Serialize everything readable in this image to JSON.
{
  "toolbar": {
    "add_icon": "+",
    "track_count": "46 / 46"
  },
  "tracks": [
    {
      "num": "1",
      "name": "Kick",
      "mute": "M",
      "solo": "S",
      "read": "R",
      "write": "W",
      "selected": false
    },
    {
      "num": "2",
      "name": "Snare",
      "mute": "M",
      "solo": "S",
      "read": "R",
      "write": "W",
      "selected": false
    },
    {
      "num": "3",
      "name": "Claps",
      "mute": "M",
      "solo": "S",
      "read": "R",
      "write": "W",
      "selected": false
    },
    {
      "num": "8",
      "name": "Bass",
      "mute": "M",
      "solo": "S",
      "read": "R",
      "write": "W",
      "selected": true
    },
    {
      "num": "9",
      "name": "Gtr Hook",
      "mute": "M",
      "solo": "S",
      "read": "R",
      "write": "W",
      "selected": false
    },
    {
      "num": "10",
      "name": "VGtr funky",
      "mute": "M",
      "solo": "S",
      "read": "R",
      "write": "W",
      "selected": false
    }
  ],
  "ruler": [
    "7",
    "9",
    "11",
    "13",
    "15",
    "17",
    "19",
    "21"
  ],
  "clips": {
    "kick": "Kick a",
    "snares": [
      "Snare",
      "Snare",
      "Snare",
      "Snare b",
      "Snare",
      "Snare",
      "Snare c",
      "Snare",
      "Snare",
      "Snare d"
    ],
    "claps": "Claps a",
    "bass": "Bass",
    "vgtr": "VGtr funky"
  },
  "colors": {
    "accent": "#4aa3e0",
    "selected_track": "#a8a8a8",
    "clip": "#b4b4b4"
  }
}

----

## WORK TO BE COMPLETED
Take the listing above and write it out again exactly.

## EXERCISE ANSWER
Serialize everything readable in this image to JSON.
{
  "toolbar": {
    "add_icon": "+",
    "track_count": "46 / 46"
  },
  "tracks": [
    {
      "num": "1",
      "name": "Kick",
      "mute": "M",
      "solo": "S",
      "read": "R",
      "write": "W",
      "selected": false
    },
    {
      "num": "2",
      "name": "Snare",
      "mute": "M",
      "solo": "S",
      "read": "R",
      "write": "W",
      "selected": false
    },
    {
      "num": "3",
      "name": "Claps",
      "mute": "M",
      "solo": "S",
      "read": "R",
      "write": "W",
      "selected": false
    },
    {
      "num": "8",
      "name": "Bass",
      "mute": "M",
      "solo": "S",
      "read": "R",
      "write": "W",
      "selected": true
    },
    {
      "num": "9",
      "name": "Gtr Hook",
      "mute": "M",
      "solo": "S",
      "read": "R",
      "write": "W",
      "selected": false
    },
    {
      "num": "10",
      "name": "VGtr funky",
      "mute": "M",
      "solo": "S",
      "read": "R",
      "write": "W",
      "selected": false
    }
  ],
  "ruler": [
    "7",
    "9",
    "11",
    "13",
    "15",
    "17",
    "19",
    "21"
  ],
  "clips": {
    "kick": "Kick a",
    "snares": [
      "Snare",
      "Snare",
      "Snare",
      "Snare b",
      "Snare",
      "Snare",
      "Snare c",
      "Snare",
      "Snare",
      "Snare d"
    ],
    "claps": "Claps a",
    "bass": "Bass",
    "vgtr": "VGtr funky"
  },
  "colors": {
    "accent": "#4aa3e0",
    "selected_track": "#a8a8a8",
    "clip": "#b4b4b4"
  }
}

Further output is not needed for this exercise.